A call for a strong and united battle against Non-communicable diseases (NCDs)
Seoul-17 March 2011—Today, government representatives of the Western Pacific Region will have an opportunity to signal to their brothers and sisters around the globe that it is time to stop ignoring a group of diseases that is responsible for more deaths than any other. Non-communicable diseases (NCD) – including cancer, cardiovascular diseases, diabetes and chronic respiratory diseases – kill 35 million people every year. And that number is rising steadily: while today NCDs cause 60 percent of deaths worldwide, they are projected to account for more than 75 per cent of global deaths by 2030.
There are four primary risk factors for NCDs – unhealthy diets, lack of physical activity, harmful use of alcohol and, the one common to all these diseases, tobacco use. Tobacco use kills almost 3,000 peoplein the Western Pacific Region everyday; compared to other World Health Organization (WHO) regions, the Western Pacific has the most smokers, the highest rates of male smoking and the fastest rise of smoking uptake among women and youth.

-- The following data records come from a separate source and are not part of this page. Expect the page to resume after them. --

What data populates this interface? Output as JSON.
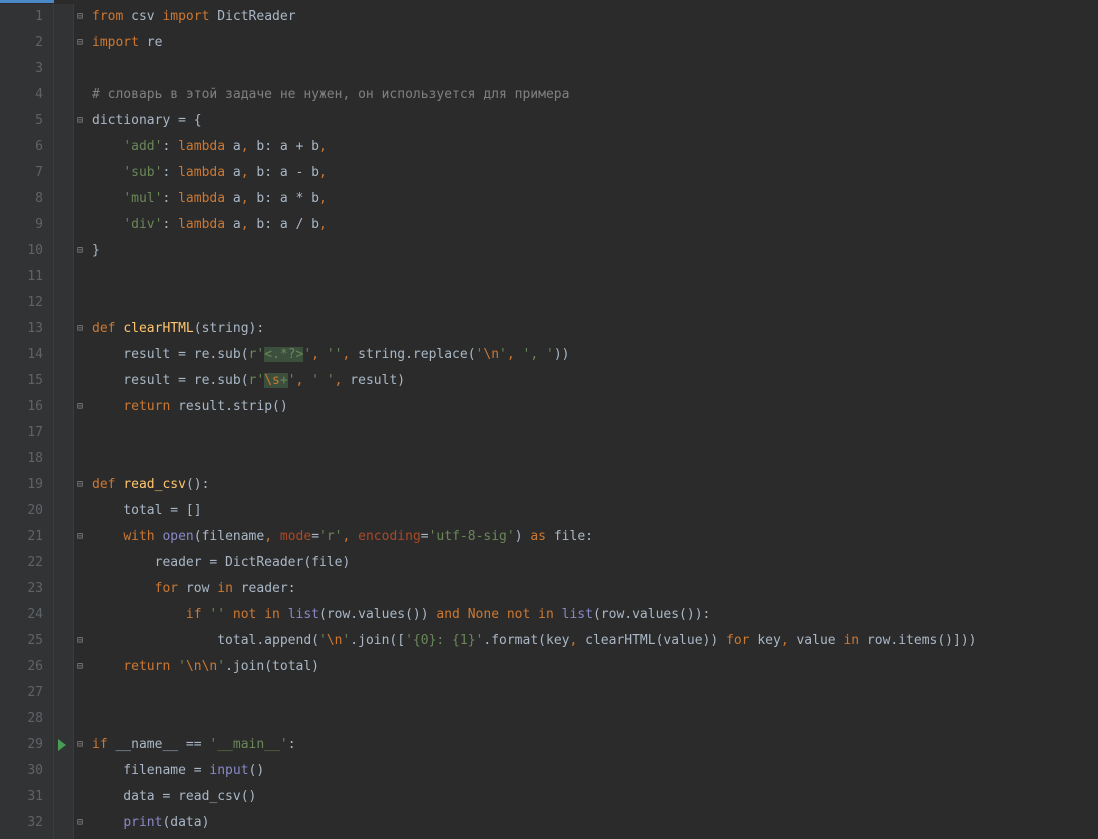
{
  "lines": [
    {
      "n": 1,
      "marker": "",
      "fold": "⊟",
      "html": "<span class='kw'>from</span> csv <span class='kw'>import</span> DictReader"
    },
    {
      "n": 2,
      "marker": "",
      "fold": "⊟",
      "html": "<span class='kw'>import</span> re"
    },
    {
      "n": 3,
      "marker": "",
      "fold": "",
      "html": ""
    },
    {
      "n": 4,
      "marker": "",
      "fold": "",
      "html": "<span class='cmt'># словарь в этой задаче не нужен, он используется для примера</span>"
    },
    {
      "n": 5,
      "marker": "",
      "fold": "⊟",
      "html": "dictionary = {"
    },
    {
      "n": 6,
      "marker": "",
      "fold": "",
      "html": "    <span class='str'>'add'</span>: <span class='kw'>lambda</span> a<span class='kw'>,</span> b: a + b<span class='kw'>,</span>"
    },
    {
      "n": 7,
      "marker": "",
      "fold": "",
      "html": "    <span class='str'>'sub'</span>: <span class='kw'>lambda</span> a<span class='kw'>,</span> b: a - b<span class='kw'>,</span>"
    },
    {
      "n": 8,
      "marker": "",
      "fold": "",
      "html": "    <span class='str'>'mul'</span>: <span class='kw'>lambda</span> a<span class='kw'>,</span> b: a * b<span class='kw'>,</span>"
    },
    {
      "n": 9,
      "marker": "",
      "fold": "",
      "html": "    <span class='str'>'div'</span>: <span class='kw'>lambda</span> a<span class='kw'>,</span> b: a / b<span class='kw'>,</span>"
    },
    {
      "n": 10,
      "marker": "",
      "fold": "⊟",
      "html": "}"
    },
    {
      "n": 11,
      "marker": "",
      "fold": "",
      "html": ""
    },
    {
      "n": 12,
      "marker": "",
      "fold": "",
      "html": ""
    },
    {
      "n": 13,
      "marker": "",
      "fold": "⊟",
      "html": "<span class='kw'>def</span> <span class='fn'>clearHTML</span>(string):"
    },
    {
      "n": 14,
      "marker": "",
      "fold": "",
      "html": "    result = re.sub(<span class='str'>r'</span><span class='regex-hl'>&lt;.*?&gt;</span><span class='str'>'</span><span class='kw'>,</span> <span class='str'>''</span><span class='kw'>,</span> string.replace(<span class='str'>'</span><span class='escape'>\\n</span><span class='str'>'</span><span class='kw'>,</span> <span class='str'>', '</span>))"
    },
    {
      "n": 15,
      "marker": "",
      "fold": "",
      "html": "    result = re.sub(<span class='str'>r'</span><span class='regex-hl'><span class='escape'>\\s</span>+</span><span class='str'>'</span><span class='kw'>,</span> <span class='str'>' '</span><span class='kw'>,</span> result)"
    },
    {
      "n": 16,
      "marker": "",
      "fold": "⊟",
      "html": "    <span class='kw'>return</span> result.strip()"
    },
    {
      "n": 17,
      "marker": "",
      "fold": "",
      "html": ""
    },
    {
      "n": 18,
      "marker": "",
      "fold": "",
      "html": ""
    },
    {
      "n": 19,
      "marker": "",
      "fold": "⊟",
      "html": "<span class='kw'>def</span> <span class='fn'>read_csv</span>():"
    },
    {
      "n": 20,
      "marker": "",
      "fold": "",
      "html": "    total = []"
    },
    {
      "n": 21,
      "marker": "",
      "fold": "⊟",
      "html": "    <span class='kw'>with</span> <span class='bltn'>open</span>(filename<span class='kw'>,</span> <span class='param'>mode</span>=<span class='str'>'r'</span><span class='kw'>,</span> <span class='param'>encoding</span>=<span class='str'>'utf-8-sig'</span>) <span class='kw'>as</span> file:"
    },
    {
      "n": 22,
      "marker": "",
      "fold": "",
      "html": "        reader = DictReader(file)"
    },
    {
      "n": 23,
      "marker": "",
      "fold": "",
      "html": "        <span class='kw'>for</span> row <span class='kw'>in</span> reader:"
    },
    {
      "n": 24,
      "marker": "",
      "fold": "",
      "html": "            <span class='kw'>if</span> <span class='str'>''</span> <span class='kw'>not in</span> <span class='bltn'>list</span>(row.values()) <span class='kw'>and</span> <span class='kw'>None</span> <span class='kw'>not in</span> <span class='bltn'>list</span>(row.values()):"
    },
    {
      "n": 25,
      "marker": "",
      "fold": "⊟",
      "html": "                total.append(<span class='str'>'</span><span class='escape'>\\n</span><span class='str'>'</span>.join([<span class='str'>'{0}: {1}'</span>.format(key<span class='kw'>,</span> clearHTML(value)) <span class='kw'>for</span> key<span class='kw'>,</span> value <span class='kw'>in</span> row.items()]))"
    },
    {
      "n": 26,
      "marker": "",
      "fold": "⊟",
      "html": "    <span class='kw'>return</span> <span class='str'>'</span><span class='escape'>\\n\\n</span><span class='str'>'</span>.join(total)"
    },
    {
      "n": 27,
      "marker": "",
      "fold": "",
      "html": ""
    },
    {
      "n": 28,
      "marker": "",
      "fold": "",
      "html": ""
    },
    {
      "n": 29,
      "marker": "run",
      "fold": "⊟",
      "html": "<span class='kw'>if</span> __name__ == <span class='str'>'__main__'</span>:"
    },
    {
      "n": 30,
      "marker": "",
      "fold": "",
      "html": "    filename = <span class='bltn'>input</span>()"
    },
    {
      "n": 31,
      "marker": "",
      "fold": "",
      "html": "    data = read_csv()"
    },
    {
      "n": 32,
      "marker": "",
      "fold": "⊟",
      "html": "    <span class='bltn'>print</span>(data)"
    }
  ]
}
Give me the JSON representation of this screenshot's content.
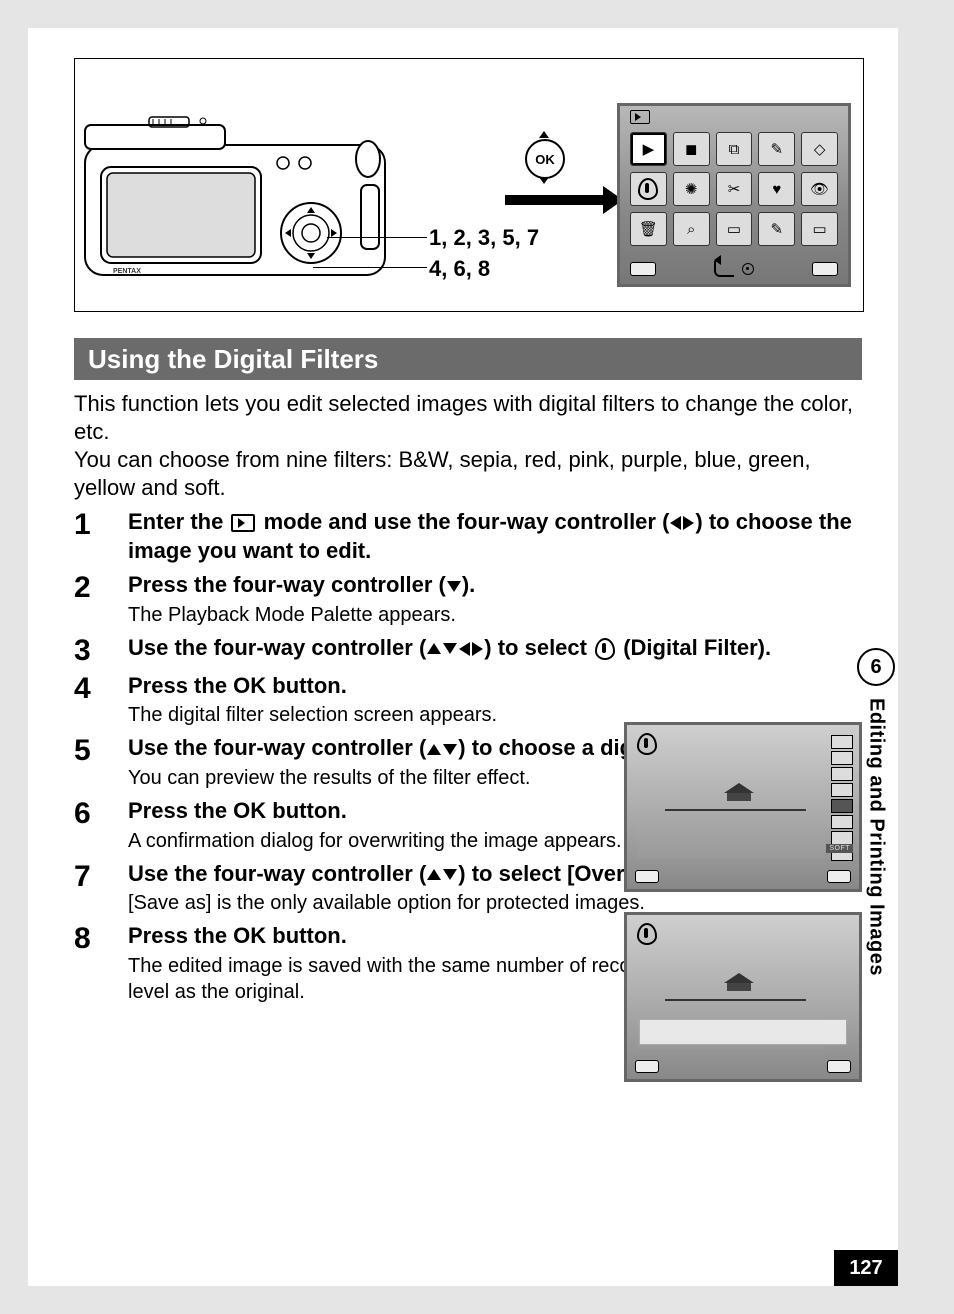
{
  "side": {
    "chapter": "6",
    "label": "Editing and Printing Images"
  },
  "page_number": "127",
  "figure": {
    "ok": "OK",
    "labels_line1": "1, 2, 3, 5, 7",
    "labels_line2": "4, 6, 8"
  },
  "section_title": "Using the Digital Filters",
  "intro_p1": "This function lets you edit selected images with digital filters to change the color, etc.",
  "intro_p2": "You can choose from nine filters: B&W, sepia, red, pink, purple, blue, green, yellow and soft.",
  "steps": {
    "s1": {
      "n": "1",
      "t1": "Enter the ",
      "t2": " mode and use the four-way controller (",
      "t3": ") to choose the image you want to edit."
    },
    "s2": {
      "n": "2",
      "title_a": "Press the four-way controller (",
      "title_b": ").",
      "desc": "The Playback Mode Palette appears."
    },
    "s3": {
      "n": "3",
      "title_a": "Use the four-way controller (",
      "title_b": ") to select ",
      "title_c": " (Digital Filter)."
    },
    "s4": {
      "n": "4",
      "title_a": "Press the ",
      "ok": "OK",
      "title_b": " button.",
      "desc": "The digital filter selection screen appears."
    },
    "s5": {
      "n": "5",
      "title_a": "Use the four-way controller (",
      "title_b": ") to choose a digital filter.",
      "desc": "You can preview the results of the filter effect."
    },
    "s6": {
      "n": "6",
      "title_a": "Press the ",
      "ok": "OK",
      "title_b": " button.",
      "desc": "A confirmation dialog for overwriting the image appears."
    },
    "s7": {
      "n": "7",
      "title_a": "Use the four-way controller (",
      "title_b": ") to select [Overwrite] or [Save as].",
      "desc": "[Save as] is the only available option for protected images."
    },
    "s8": {
      "n": "8",
      "title_a": "Press the ",
      "ok": "OK",
      "title_b": " button.",
      "desc": "The edited image is saved with the same number of recorded pixels and quality level as the original."
    }
  },
  "mini": {
    "soft": "SOFT"
  }
}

We can take important steps to begin to cut the grim toll of NCDs. A meeting begins today here in Seoul, to consult the people of the Western Pacific region about the agenda of the United Nations Summit on NCDs, which will be held in New York on 19-20 September. The NCD regional consultations is a key occasion for our citizens to set priorities for the Summit, which is expected to produce a global plan for seriously tackling NCDs. This blueprint should begin by acknowledging that NCDs have been overlooked as a global health priority, and that they must be placed on the agenda of international development, be incorporated into regional cooperation processes, and integrated into national strategies for sustainable growth.
Healthy societies in our region can be built only when our populations are healthy. When the disease burden is not addressed, our collective future is put at risk. Heart disease, stroke and diabetes are alreadyestimated to cost low- and middle-income countries as much as five per cent of their gross domestic product (GDP). Such statistics are why in 2011 the World Economic Forum called chronic disease amajor societal risk. “The well-being of your workforces, your very productivity and reputation are all at stake,” UN Secretary-General Ban Ki Moon told the business leaders gathered at the World Economic Forum annual meeting in January.
Officials who are present in this meeting must deliver the message that taking action against these killer diseases is an investment in our people’s health, another building block that – if carefully andcollaboratively constructed – will support and strengthen the bigger global project to spur sustainable development and growth in all regions of the world. Officials must also advocate for the following:
· Heads of State must attend the UN Summit. Although the Summit documents will be
prepared well in advance of the actual meeting, having the top leaders in attendance will
attract media interest and ‘buzz’ that will propel the Summit to the world stage. Once the
spotlight moves off, only those leaders carry the political weight to ensure that pledges
made in New York will be translated into national plans;
· The participation of civil society in all consultations and pre-Summit activities. Civil society
has been instrumental in advancing global health, including in the creation of the
international tobacco treaty, the WHO Framework Convention on Tobacco Control (FCTC). The
WHO-FCTC sets out specific steps governments must take against tobacco use, including to:
Adopt tax and price measures to reduce tobacco consumption; Ban tobacco advertising, promotion and sponsorship;
Create smoke-free work and public spaces; Put prominent health warnings
on tobacco packages; Combat illicit trade in tobacco products;
· Recognition of the crucial role that tobacco control plays in the prevention of NCDs, as it is
generally easier and cheaper to prevent disease than to cure it. The Summit’s Outcomes Statement
should include specific commitments to accelerated and effective implementation of the WHO-FCTC,
recognising that it provides the framework for international cooperation;
· A strong consultation process to ensure that the Summit produces an Outcomes Statement with a concrete plan of action, clear targets, and accountability mechanisms.
Neglect has allowed NCDs to become one of the most dangerous health epidemics that human beings have ever faced. But that can change: Tobacco killed 100 million people in the last century; but we can prevent 1 billion more possible premature deaths from these diseases that kill our family members and friends in this century. Launching a coordinated and aggressive campaign against these diseases requires first political will; and that is a message that must be heard here in Seoul, and at the other consultations to be held in other regions around the world, and then delivered at the UN Summit in September.
Dr. Judith Mackay
World Lung Foundation
t: +1.212.639.0062 f: +1.212.639.0063
61 Broadway, Suite 2800
New York, NY 10006